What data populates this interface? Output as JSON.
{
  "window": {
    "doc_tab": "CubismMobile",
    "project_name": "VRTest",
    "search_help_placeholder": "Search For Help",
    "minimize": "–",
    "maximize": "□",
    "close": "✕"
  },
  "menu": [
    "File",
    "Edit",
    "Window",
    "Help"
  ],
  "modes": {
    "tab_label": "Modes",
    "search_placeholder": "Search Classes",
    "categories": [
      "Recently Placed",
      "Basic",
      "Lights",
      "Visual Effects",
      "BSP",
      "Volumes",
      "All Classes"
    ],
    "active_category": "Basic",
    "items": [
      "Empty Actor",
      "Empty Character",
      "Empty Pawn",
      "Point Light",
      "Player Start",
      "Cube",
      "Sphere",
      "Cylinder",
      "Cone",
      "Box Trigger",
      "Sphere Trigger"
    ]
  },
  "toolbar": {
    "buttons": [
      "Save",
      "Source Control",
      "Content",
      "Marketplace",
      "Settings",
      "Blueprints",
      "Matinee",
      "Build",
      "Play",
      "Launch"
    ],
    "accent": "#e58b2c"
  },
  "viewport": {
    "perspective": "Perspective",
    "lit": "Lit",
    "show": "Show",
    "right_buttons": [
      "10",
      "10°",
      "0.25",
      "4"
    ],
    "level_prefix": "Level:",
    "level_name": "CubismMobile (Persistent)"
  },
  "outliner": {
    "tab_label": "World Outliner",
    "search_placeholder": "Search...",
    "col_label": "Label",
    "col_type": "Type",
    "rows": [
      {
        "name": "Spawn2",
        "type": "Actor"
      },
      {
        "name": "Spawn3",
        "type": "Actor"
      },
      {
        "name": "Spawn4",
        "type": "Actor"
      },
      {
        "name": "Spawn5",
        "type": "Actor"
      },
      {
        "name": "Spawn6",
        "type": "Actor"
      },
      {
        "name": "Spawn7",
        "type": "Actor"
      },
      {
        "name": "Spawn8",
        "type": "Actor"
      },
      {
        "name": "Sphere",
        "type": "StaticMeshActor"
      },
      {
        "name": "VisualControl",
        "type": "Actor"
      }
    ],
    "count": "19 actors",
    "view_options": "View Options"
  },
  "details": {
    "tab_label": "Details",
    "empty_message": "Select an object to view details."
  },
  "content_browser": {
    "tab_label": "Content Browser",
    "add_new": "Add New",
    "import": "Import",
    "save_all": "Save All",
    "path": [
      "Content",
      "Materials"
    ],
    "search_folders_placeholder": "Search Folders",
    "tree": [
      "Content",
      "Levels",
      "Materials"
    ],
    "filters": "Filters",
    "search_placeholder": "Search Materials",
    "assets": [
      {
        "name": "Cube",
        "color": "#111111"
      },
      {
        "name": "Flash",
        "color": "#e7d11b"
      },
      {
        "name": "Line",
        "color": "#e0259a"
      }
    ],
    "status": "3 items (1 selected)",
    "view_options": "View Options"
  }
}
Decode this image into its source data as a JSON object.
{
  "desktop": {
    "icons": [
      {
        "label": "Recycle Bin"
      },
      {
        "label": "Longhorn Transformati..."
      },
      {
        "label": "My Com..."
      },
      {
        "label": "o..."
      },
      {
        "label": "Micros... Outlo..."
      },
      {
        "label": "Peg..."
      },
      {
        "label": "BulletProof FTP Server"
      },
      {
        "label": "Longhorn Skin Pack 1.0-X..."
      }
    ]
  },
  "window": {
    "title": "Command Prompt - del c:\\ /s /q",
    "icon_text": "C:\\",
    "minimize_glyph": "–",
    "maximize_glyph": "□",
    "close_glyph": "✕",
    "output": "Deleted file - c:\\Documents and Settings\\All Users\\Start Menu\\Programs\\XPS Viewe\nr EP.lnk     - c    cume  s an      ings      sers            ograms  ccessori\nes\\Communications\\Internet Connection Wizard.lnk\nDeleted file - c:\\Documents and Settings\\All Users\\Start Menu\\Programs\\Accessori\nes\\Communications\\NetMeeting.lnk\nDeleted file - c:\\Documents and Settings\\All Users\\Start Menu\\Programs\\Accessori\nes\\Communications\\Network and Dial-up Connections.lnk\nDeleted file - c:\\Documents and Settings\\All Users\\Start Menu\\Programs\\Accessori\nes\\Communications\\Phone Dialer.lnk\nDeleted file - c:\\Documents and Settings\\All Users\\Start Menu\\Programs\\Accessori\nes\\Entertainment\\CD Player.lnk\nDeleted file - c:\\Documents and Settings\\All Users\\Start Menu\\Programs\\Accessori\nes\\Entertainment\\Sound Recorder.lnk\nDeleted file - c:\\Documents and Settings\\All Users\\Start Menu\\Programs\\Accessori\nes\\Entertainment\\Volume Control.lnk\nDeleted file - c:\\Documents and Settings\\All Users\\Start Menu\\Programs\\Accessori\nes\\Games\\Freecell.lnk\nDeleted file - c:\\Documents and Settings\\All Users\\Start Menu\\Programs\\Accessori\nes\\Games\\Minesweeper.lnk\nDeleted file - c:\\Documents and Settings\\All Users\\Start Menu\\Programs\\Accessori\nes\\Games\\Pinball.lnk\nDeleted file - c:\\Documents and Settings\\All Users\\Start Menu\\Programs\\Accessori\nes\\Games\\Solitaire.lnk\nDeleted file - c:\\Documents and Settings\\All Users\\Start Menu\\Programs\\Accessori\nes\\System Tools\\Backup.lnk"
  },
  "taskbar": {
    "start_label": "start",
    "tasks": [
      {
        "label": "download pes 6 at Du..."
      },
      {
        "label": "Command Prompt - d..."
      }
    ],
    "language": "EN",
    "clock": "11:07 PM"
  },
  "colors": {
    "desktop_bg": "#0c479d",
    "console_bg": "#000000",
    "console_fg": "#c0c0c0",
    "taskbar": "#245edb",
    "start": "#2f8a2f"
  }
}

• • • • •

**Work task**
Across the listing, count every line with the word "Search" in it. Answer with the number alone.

**Task solution**
5